Co-hosted with the National Endowment for the Arts and the University of Chicago's Office of Civic Engagement.
The University of Chicago presents Future of the City: The Arts Symposium, a one-day gathering of leaders who are shaping the cultural landscape of Chicago and beyond.
CultureLab's Emerging Practice Seminar is a concerted effort to bring forward promising new practices in the cultural sector and transmit them to the field. The 2011 seminar focused on:
Within the universe of cultural organizations in the U.S., the subject of ethnic, racial, generational and socio-economic 'diversity' remains a confusing, frustrating, and sometimes contentious topic. Misunderstandings and disagreements about diversity are especially common in conversations about how governing boards and staff are selected and how they work together, how audiences are served, and how choices about art programming are made. Although the word itself has become a commonplace in the arts, honest discussion about diversity presents opportunities for creating unrealistic expectations and for giving or taking offense.
The 2003 Iraq war exposed serious shortcomings in the international legal framework built over the last century to prevent the pillaging, looting and destruction of cultural property in times of war. International law encompasses several legal instruments intended to ensure protection of cultural heritage during armed conflict and occupation.
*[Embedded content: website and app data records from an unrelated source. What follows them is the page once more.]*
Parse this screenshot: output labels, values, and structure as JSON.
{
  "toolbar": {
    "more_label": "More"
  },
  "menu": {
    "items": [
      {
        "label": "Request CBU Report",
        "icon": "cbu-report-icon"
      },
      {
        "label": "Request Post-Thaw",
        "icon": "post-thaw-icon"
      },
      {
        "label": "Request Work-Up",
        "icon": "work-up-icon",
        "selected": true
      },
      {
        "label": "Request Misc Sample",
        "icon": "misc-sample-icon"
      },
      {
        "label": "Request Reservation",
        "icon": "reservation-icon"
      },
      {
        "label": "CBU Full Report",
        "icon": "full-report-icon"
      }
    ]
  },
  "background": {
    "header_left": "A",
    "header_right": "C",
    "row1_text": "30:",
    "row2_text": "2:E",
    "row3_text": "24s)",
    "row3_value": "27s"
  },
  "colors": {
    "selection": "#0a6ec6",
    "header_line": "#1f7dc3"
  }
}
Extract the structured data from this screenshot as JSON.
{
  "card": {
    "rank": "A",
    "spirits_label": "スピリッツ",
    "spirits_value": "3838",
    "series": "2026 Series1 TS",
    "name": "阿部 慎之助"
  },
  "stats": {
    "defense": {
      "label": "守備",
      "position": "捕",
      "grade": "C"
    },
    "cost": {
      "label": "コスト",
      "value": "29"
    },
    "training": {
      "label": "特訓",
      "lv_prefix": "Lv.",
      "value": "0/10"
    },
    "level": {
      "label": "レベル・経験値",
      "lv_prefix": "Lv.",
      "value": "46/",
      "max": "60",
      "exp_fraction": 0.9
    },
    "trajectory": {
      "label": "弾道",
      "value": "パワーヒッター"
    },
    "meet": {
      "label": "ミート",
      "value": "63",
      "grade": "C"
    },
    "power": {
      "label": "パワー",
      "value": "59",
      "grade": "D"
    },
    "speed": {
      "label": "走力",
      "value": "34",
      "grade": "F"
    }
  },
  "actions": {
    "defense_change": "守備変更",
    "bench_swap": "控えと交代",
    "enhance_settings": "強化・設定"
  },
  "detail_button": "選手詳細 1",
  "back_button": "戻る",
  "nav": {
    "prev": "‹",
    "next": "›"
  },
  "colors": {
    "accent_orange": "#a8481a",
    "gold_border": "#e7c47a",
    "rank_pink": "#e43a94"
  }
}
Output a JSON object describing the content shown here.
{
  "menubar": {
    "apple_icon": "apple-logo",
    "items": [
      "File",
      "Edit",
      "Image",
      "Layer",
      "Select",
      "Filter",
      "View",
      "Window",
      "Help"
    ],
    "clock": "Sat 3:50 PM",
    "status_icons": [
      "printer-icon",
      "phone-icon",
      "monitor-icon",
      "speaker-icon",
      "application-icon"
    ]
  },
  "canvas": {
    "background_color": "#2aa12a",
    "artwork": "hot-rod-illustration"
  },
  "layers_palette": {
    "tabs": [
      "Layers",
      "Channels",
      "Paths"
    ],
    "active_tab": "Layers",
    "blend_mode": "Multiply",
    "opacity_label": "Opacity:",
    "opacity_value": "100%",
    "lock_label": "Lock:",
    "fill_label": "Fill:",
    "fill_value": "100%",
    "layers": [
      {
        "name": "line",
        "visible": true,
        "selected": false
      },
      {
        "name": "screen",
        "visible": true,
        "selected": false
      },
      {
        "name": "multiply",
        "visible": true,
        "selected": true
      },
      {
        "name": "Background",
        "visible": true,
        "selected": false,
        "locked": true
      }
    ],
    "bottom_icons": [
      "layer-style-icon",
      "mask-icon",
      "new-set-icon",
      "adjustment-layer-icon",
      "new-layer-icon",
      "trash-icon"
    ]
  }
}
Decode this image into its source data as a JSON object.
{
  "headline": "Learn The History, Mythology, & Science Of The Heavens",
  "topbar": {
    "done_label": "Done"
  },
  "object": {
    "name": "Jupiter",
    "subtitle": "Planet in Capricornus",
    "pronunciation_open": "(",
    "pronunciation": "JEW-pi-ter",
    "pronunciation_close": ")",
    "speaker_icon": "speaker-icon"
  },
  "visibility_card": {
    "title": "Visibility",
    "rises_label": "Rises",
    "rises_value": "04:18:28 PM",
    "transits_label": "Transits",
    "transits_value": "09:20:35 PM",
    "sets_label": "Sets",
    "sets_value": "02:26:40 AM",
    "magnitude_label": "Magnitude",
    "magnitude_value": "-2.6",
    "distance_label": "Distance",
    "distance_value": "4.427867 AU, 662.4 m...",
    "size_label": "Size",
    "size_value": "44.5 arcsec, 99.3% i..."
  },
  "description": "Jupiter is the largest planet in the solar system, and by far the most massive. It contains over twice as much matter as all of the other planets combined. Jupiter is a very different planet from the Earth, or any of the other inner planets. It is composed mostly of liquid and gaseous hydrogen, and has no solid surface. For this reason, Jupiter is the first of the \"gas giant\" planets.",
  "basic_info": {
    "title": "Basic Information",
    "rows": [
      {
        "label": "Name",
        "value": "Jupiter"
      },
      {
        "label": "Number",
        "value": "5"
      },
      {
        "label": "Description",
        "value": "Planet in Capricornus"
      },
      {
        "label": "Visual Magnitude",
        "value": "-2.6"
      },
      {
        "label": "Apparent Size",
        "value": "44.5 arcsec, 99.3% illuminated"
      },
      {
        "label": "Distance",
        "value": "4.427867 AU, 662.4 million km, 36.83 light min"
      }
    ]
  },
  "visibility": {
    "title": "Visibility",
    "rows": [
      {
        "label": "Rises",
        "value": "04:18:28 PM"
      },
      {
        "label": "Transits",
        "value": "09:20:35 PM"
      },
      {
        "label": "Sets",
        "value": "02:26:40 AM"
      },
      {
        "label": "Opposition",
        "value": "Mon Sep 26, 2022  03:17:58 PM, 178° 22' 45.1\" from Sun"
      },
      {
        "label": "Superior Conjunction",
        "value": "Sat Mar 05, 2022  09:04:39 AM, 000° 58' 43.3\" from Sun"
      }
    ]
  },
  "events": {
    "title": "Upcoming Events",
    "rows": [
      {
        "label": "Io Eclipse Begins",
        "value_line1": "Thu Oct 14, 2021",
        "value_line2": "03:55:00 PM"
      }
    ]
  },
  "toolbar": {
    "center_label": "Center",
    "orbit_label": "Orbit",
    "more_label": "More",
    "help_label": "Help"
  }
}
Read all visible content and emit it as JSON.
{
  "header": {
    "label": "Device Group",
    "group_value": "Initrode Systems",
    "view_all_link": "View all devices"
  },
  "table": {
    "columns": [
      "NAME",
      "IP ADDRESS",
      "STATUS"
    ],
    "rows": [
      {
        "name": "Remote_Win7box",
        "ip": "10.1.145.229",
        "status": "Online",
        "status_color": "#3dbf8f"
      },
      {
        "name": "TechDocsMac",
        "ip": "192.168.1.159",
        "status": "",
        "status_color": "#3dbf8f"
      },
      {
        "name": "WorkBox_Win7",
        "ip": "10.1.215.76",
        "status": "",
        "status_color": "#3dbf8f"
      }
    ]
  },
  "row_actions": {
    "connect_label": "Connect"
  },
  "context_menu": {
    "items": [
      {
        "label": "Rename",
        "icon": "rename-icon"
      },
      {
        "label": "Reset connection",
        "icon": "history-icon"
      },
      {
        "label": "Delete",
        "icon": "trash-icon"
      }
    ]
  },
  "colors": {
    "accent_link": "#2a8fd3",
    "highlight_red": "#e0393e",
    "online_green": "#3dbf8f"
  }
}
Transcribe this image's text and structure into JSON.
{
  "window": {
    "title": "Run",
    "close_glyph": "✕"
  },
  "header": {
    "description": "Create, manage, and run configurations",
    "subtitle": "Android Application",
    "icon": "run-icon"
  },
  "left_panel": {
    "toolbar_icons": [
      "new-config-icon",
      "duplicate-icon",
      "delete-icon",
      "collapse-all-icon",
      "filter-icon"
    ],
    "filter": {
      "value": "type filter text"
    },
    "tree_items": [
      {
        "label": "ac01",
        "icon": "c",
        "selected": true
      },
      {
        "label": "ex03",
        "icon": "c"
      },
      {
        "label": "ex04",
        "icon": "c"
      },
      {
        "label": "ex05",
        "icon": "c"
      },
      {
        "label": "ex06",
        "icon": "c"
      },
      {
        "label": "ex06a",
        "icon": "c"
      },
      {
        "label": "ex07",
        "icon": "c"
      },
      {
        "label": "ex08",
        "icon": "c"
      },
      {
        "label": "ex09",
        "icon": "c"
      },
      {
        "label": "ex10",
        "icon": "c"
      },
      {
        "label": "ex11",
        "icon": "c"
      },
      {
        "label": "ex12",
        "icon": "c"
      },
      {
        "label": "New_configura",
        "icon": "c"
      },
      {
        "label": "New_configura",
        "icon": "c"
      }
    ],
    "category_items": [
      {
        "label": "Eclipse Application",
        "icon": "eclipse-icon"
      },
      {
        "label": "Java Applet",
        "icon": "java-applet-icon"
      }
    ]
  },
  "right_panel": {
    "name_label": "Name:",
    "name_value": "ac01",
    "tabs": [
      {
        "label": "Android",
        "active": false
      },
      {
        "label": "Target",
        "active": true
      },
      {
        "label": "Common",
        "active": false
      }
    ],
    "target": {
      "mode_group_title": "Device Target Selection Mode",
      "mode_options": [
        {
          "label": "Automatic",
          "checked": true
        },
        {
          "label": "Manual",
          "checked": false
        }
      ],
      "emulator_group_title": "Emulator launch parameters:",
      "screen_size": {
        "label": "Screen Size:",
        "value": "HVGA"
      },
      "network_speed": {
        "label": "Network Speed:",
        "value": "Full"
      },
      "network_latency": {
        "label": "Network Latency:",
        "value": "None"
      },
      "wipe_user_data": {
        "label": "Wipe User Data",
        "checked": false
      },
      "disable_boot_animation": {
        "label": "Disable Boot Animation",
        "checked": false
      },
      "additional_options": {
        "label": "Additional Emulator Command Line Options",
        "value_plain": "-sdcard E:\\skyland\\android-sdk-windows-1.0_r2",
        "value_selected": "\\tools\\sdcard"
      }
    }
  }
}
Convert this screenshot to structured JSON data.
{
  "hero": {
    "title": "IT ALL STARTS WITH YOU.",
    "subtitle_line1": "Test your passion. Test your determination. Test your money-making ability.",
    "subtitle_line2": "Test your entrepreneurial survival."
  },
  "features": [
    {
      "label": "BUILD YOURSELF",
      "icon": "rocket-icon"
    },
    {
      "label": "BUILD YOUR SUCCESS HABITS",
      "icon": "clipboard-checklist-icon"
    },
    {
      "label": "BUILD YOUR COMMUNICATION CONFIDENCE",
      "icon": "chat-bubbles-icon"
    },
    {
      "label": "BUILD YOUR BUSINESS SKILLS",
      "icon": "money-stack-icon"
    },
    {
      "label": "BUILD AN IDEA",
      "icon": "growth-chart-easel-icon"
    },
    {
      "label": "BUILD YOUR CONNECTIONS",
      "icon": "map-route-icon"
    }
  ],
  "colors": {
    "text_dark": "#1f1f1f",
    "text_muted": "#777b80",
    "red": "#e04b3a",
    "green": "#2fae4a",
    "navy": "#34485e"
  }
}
However, these international conventions need to be evaluated in light of changes in methods of warfare and occupation; changes in cultural resource management techniques that impact historic monuments and archaeological site preservation; and our current understanding of the interaction between warfare and the international art market.